The California condor has inspired some rich rhetoric. In this post I share a half-dozen examples from the latter 19th- and early 20th-centuries.
To be clear, I am not denigrating the words or authors below. The condor is an inspiring bird and I appreciate those who can put that inspiration onto a page. Further, in the case of the oldest examples, the language was not atypical for its time.
In the 1850s, the US government sent expeditions to the Pacific Coast to explore possible routes for a transcontinental railroad. The resulting reports were comprehensive and included much detail on the natural history of the West. My 1st examples of lofty language about the California condor come from these government reports. The 2 authors were members of the expeditions; both medical doctors who doubled as naturalists.
From J. S. Newberry:
A portion of every day’s experience in our march through the Sacramento valley was a pleasure in watching the graceful evolutions of this splendid bird. Its colors are pleasing; the head orange, body black, with wings brown and white and black, while its flight is easy and effortless, almost beyond that of any other bird. As I sometimes recall the characteristic scenery of California, those interminable stretches of waving grain, with, here and there, between the rounded hills, orchard-like clumps of oak, a scene so solitary and yet so home-like, over these oat-covered plains and slopes, golden yellow in the sunshine, always floats the shadow of the vulture.
A. L. Heermann was also impressed by the condor:
This species, the largest which our western fauna possesses, was observed occasionally during our survey sailing majestically in wide circles at a great height and ranging by its powers of flight over an immense space of country in search of food.
Clearly, reading government reports from 150 years ago is a more pleasant task than reading recent reports.
A. M. Shields was convinced that the California condor would soon be extinct and so offered this in The Nidiologist in 1895:
Why nature has decreed such a fate to this noble bird no one can even conjecture; but certain it is that her decree is being carried out with alarming precision and rapidity.
Shields’s article includes no awareness of the irony that such thoughts should appear in an article that describes his hiring a pair of men to collect a condor egg from a nest. (This egg collecting contributed to the decline of the condor population in the late 19- and early 20th-centuries.)
In 1896, in a newspaper article about a deer-hunting adventure, T. S. Van Dyke made brief mention of the California condor:
… and far in the dome of heaven the great dark form of the condor was floating on that silent and mysterious wing whose power no philosophy can fathom ….
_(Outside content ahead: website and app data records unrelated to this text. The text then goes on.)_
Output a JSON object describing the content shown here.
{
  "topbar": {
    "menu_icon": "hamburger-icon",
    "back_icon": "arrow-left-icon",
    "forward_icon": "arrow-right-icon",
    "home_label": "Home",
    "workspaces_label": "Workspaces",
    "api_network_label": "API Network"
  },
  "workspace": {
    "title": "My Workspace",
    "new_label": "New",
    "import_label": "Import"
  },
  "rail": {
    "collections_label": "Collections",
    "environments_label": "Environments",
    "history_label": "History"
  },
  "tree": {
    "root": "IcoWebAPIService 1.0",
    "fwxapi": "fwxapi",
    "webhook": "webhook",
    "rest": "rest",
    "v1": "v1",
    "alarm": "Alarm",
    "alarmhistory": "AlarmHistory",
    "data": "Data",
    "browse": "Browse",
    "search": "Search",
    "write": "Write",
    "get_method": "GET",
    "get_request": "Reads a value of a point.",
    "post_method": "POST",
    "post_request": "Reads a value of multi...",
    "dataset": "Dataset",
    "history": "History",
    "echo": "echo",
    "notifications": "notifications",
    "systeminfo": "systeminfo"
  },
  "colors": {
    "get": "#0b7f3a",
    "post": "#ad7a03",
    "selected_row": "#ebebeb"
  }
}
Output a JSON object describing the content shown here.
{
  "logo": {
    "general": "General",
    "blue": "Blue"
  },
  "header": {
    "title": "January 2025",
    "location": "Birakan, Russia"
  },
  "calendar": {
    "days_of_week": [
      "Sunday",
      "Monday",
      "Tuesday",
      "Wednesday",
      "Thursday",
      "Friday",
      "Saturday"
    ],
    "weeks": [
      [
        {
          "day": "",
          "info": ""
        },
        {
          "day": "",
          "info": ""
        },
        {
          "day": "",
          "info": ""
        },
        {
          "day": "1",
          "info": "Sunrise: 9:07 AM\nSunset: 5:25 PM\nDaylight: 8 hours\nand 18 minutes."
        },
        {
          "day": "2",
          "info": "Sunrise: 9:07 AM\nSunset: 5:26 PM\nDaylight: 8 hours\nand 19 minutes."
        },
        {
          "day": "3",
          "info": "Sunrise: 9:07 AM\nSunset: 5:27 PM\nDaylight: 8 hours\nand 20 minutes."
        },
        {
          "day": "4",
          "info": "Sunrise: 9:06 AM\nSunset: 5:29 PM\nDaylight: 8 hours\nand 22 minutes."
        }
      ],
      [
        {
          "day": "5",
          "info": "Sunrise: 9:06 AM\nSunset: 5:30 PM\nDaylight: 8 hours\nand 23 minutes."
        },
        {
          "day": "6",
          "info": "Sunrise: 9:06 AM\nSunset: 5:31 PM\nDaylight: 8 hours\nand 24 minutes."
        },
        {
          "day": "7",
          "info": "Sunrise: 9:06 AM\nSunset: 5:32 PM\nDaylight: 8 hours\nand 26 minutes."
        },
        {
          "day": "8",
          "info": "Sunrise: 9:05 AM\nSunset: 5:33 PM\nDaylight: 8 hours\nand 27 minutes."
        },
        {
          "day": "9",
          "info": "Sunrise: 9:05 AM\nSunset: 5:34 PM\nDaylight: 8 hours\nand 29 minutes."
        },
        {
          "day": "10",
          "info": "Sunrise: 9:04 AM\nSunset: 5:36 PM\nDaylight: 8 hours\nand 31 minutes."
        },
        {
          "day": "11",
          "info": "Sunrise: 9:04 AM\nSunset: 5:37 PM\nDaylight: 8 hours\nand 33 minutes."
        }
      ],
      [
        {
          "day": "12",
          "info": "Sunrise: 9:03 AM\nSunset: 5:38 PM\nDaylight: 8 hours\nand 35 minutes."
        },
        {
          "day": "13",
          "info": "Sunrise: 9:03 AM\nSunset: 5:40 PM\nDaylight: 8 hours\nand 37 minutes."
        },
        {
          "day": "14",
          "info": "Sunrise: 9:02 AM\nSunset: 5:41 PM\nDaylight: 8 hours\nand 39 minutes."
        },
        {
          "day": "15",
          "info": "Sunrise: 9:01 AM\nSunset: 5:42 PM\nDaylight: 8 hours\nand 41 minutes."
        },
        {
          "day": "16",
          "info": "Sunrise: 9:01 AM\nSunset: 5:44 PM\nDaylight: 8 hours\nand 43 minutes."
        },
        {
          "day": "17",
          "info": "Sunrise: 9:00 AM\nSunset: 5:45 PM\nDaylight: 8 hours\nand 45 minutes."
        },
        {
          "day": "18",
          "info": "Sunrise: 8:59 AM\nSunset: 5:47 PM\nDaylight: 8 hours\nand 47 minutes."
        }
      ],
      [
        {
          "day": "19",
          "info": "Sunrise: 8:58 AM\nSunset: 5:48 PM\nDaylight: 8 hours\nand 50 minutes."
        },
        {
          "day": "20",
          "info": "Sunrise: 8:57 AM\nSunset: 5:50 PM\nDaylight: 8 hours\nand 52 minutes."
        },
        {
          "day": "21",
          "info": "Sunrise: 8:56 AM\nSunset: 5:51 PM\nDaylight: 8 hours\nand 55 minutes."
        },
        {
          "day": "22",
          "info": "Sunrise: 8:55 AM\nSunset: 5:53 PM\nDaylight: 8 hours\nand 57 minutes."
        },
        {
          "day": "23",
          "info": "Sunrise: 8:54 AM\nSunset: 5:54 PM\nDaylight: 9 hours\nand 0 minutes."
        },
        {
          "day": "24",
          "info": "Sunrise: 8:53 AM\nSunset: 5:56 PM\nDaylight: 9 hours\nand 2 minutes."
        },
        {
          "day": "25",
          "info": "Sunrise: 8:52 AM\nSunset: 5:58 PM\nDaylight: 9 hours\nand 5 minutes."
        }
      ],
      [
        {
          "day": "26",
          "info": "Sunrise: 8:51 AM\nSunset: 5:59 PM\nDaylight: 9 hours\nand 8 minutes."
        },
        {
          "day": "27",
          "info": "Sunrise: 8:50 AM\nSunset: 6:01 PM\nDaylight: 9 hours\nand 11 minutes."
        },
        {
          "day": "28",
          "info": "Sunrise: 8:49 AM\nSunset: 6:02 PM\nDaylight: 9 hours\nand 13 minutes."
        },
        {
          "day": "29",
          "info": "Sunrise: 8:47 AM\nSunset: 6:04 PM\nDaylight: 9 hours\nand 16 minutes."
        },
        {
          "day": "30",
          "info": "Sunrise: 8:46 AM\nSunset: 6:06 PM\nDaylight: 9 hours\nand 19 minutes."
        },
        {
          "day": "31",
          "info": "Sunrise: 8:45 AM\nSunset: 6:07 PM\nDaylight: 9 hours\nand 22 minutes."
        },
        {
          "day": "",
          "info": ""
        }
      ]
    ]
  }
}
At the end of the 19th century there was, in fact, considerable scientific debate about the soaring flight of birds (a subject for a future post).
William Leon Dawson, author of The Birds of California, a multi-volume treasure published in the 1920s, included this in his detailed entry for the condor:
… for me the heart of California lies in the Condor country. And for me the heart of mystery, of wonder, and of desire lies with the California Condor, that majestic and almost legendary figure, which still haunts the fastnesses of our lessening wilderness.
Anyone who has read many articles and books about the condor is likely to have encountered these oft-quoted lines by Dawson.
Chester Newten Hess concluded a 1930 magazine article about the California condor with these words:
But though his enemies, natural and otherwise, destroy his mortal existence, they cannot rob him of his immortality. For he is woven into an imperishable fabric of fancy and fable, narrative and song. He belongs with the griffin, the basilik, the dragon and the unicorn, a deathless figure in the world’s folklore.
Some have said that he may have been the roc that transported Sinbad the Sailor to the land of wealth. And yet the California condor is a flesh-and-feathers bird, existing in reality though seemingly destined to soar into an empyrean from which there is no descent. It will be as though he never truly existed. His mythical and legendary identity will long survive his material entity.
I do not share Hess’s view that, if the California condor had gone extinct, the species would have been long remembered in any sense by very many people.
Having considered these 6 examples of lofty language from decades past, I will be on the lookout for more recent examples to share in a future post.
Newberry, J S. Report upon the zoology of the route. In Reports of explorations and surveys, to ascertain the most practicable and economical route for a railroad from the Mississippi River to the Pacific Ocean, …. Volume 6. Part 4. US Senate. 33rd Congress, 2nd session. 1857.
Heermann, A L. Report upon the birds collected on the survey. In Reports of explorations and surveys, to ascertain the most practicable and economical route for a railroad from the Mississippi River to the Pacific Ocean, …. Volume 10. Part 2. US Senate. 33rd Congress, 2nd session. 1859.
Shields, A M. Nesting of the California vulture. Nidiologist. July 1895.
Van Dyke, T S. The deer held the cards. Los Angeles Herald. 5 January 1896.
Dawson, William Leon. The birds of California. South Moulton. 1923.
Hess, Chester Newten. King condor. Touring Topics. August 1930.